*NOTE: The definition of these names were taken from A Dictionary of Scripture Proper Names by J. B. Jackson, printed by Loizeaux Brothers, Neptune, New Jersey, USA, Copyright 1909, 3rd edition September 1957, 7th printing October 1980.

6.a Now we have the three syllables and the four Hebrew letters of the tetragrammaton sounded out. The first syllable and letter is yod [ י ]. Yod in conjunction with hey [ ה ] is pronounced Yah. When a doctor places a tongue depressor in your mouth he says, “Say ah.” Place a “Y” in front of ah and pronounce it with the same vowel sound. Ah rhymes with Yah.
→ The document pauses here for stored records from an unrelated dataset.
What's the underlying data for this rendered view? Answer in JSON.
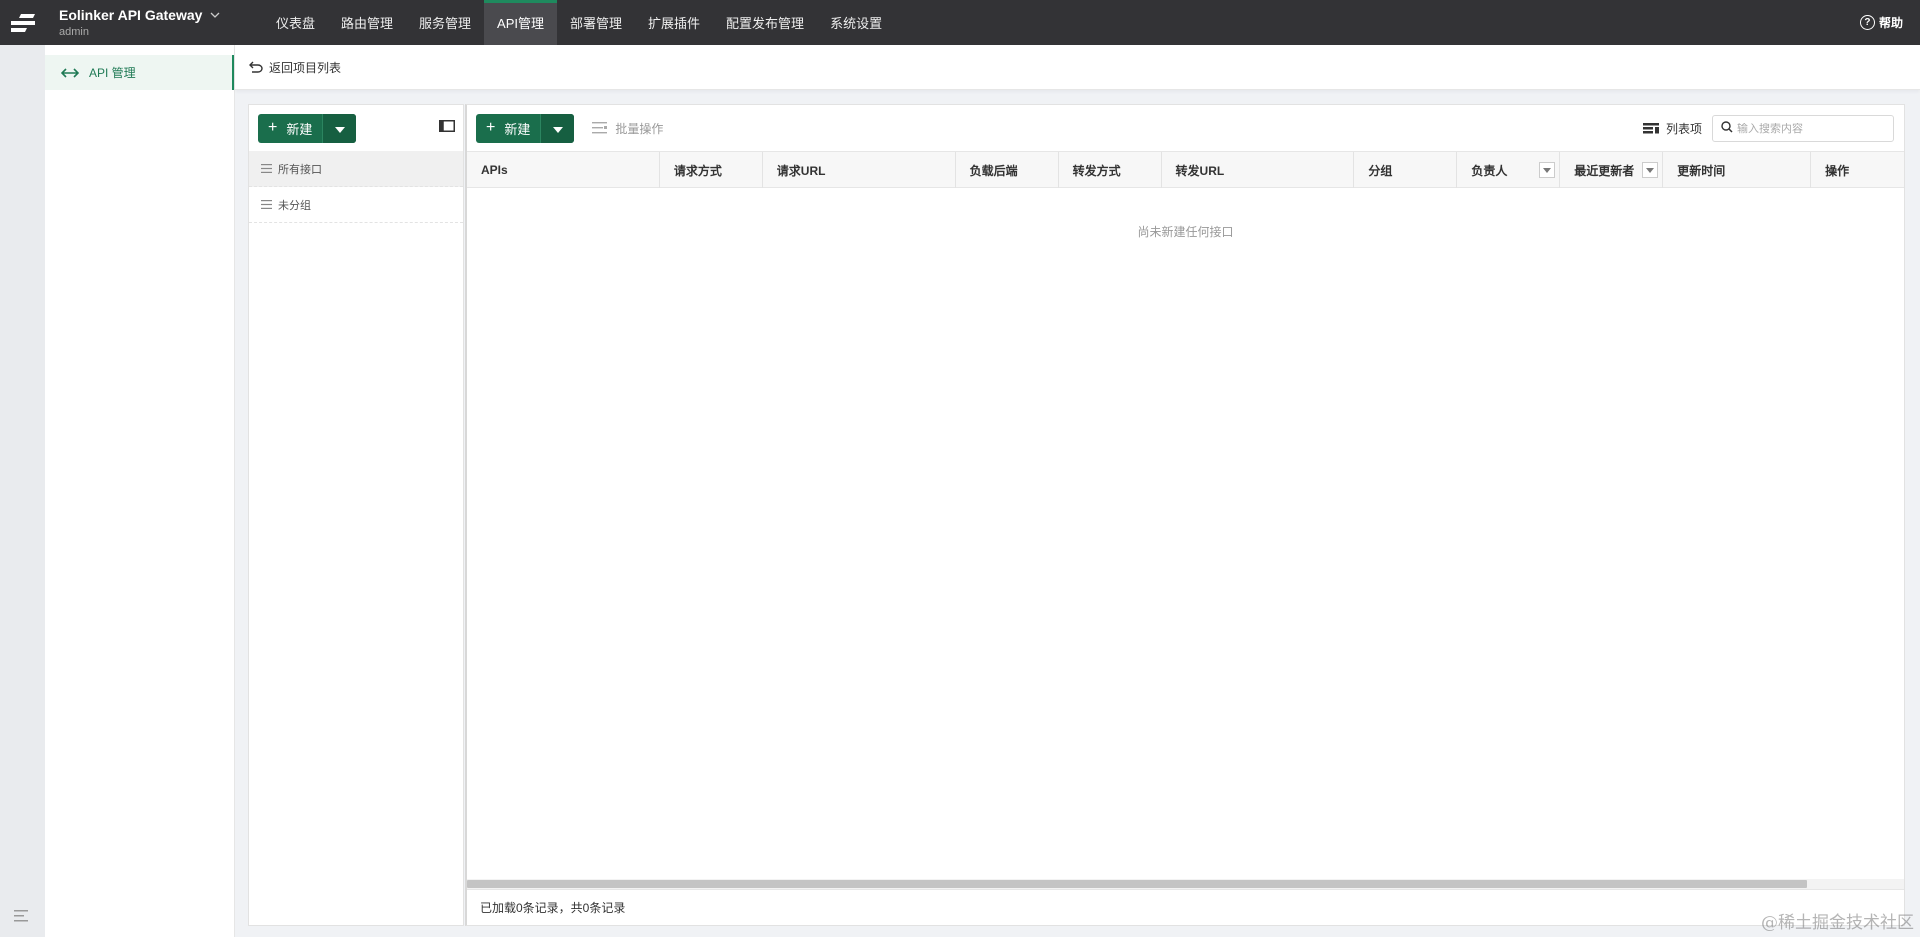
{
  "header": {
    "logo_icon": "gateway-logo-icon",
    "brand_title": "Eolinker API Gateway",
    "brand_user": "admin",
    "nav": [
      {
        "label": "仪表盘",
        "active": false
      },
      {
        "label": "路由管理",
        "active": false
      },
      {
        "label": "服务管理",
        "active": false
      },
      {
        "label": "API管理",
        "active": true
      },
      {
        "label": "部署管理",
        "active": false
      },
      {
        "label": "扩展插件",
        "active": false
      },
      {
        "label": "配置发布管理",
        "active": false
      },
      {
        "label": "系统设置",
        "active": false
      }
    ],
    "help_label": "帮助"
  },
  "sidebar": {
    "items": [
      {
        "label": "API 管理",
        "icon": "api-arrows-icon",
        "active": true
      }
    ]
  },
  "breadcrumb": {
    "back_label": "返回项目列表"
  },
  "group_panel": {
    "new_label": "新建",
    "items": [
      {
        "label": "所有接口",
        "active": true
      },
      {
        "label": "未分组",
        "active": false
      }
    ]
  },
  "api_panel": {
    "new_label": "新建",
    "batch_label": "批量操作",
    "columns_label": "列表项",
    "search_placeholder": "输入搜索内容",
    "columns": [
      "APIs",
      "请求方式",
      "请求URL",
      "负载后端",
      "转发方式",
      "转发URL",
      "分组",
      "负责人",
      "最近更新者",
      "更新时间",
      "操作"
    ],
    "empty_text": "尚未新建任何接口",
    "footer_text": "已加载0条记录，共0条记录"
  },
  "watermark": "@稀土掘金技术社区",
  "colors": {
    "accent": "#1a6e4c",
    "topbar": "#333336"
  }
}
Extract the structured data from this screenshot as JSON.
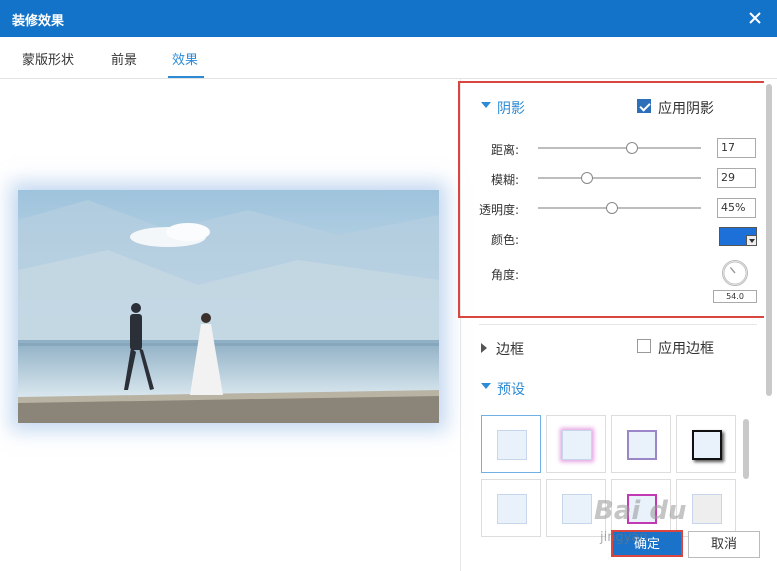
{
  "window": {
    "title": "装修效果"
  },
  "tabs": [
    {
      "label": "蒙版形状"
    },
    {
      "label": "前景"
    },
    {
      "label": "效果"
    }
  ],
  "shadow": {
    "section_label": "阴影",
    "apply_label": "应用阴影",
    "apply_checked": true,
    "distance_label": "距离:",
    "distance_value": "17",
    "blur_label": "模糊:",
    "blur_value": "29",
    "opacity_label": "透明度:",
    "opacity_value": "45%",
    "color_label": "颜色:",
    "color_value": "#1c70d8",
    "angle_label": "角度:",
    "angle_value": "54.0"
  },
  "border": {
    "section_label": "边框",
    "apply_label": "应用边框",
    "apply_checked": false
  },
  "presets": {
    "section_label": "预设",
    "items": [
      {
        "name": "preset-plain",
        "selected": true
      },
      {
        "name": "preset-pink-glow"
      },
      {
        "name": "preset-purple-border"
      },
      {
        "name": "preset-dark-shadow"
      },
      {
        "name": "preset-light"
      },
      {
        "name": "preset-soft"
      },
      {
        "name": "preset-magenta-border"
      },
      {
        "name": "preset-gray"
      }
    ]
  },
  "buttons": {
    "ok": "确定",
    "cancel": "取消"
  },
  "watermark": {
    "text": "Bai du",
    "sub": "jingyan"
  },
  "colors": {
    "accent": "#1373c9",
    "highlight_box": "#d9453f",
    "active_tab": "#2d8bd6"
  }
}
6.b. The second syllable and letter is hey [ ה ]. Hey in conjunction with waw [ ו ] is pronounced hoo or who. Hoo rhymes with goo or sue. Some concordances, lexicons, and other sources may transliterate this part of His name as Huw or Hu. The spelling is not as important as the sound. Huw, Hu, hoo, who, and even the spelling I use of Ho are all pronounced the same. In fact, the spelling I use may even obscure the pronunciation slightly for a person who speaks American English if that one is not taught how to properly pronounce it. I prefer the spelling of Ho because His name actually has two syllables with an accent: Yah and Wah, the first and the last. Ho, when inserted in the middle, and His name is spoken quickly, can almost be silent, but not quite. Spelling the middle syllable with a double "oo" in the middle, Yahoowah; or with a "u" in the middle, Yahuwah might tempt one to linger too long or even accent the middle syllable when speaking His name.

6.c. The third syllable, formed by the third and fourth letters, is wah [ וה ]. The English vowel sound is a short "a" again as is ah. This time put a "w" in front of ah and say wah. Ah rhymes with wah.

6.d. Putting all three syllables and all four letters together in Hebrew and transliterating them into English, we now have Yah…hoo…wah. Putting it all together and spelling it the preferred way, we have Yahowah. My God's name. The name given to us in Exodus 3:15 and 6:3 to be used forever. Yahowah.

7. We welcome constructive input supported by Scriptures from the Bible. Please contact us by our email address rickdmauck@gmail.com. Copyright © 2010 Richard Douglas Mauck and/or Sandra Faye Mauck. All rights reserved. This material is copyrighted to protect the integrity of this work. Permission is hereby granted to copy this treatise in its entirety as long as no editing is done, no charge is made to those with whom it is shared, and full credit is given to the authors.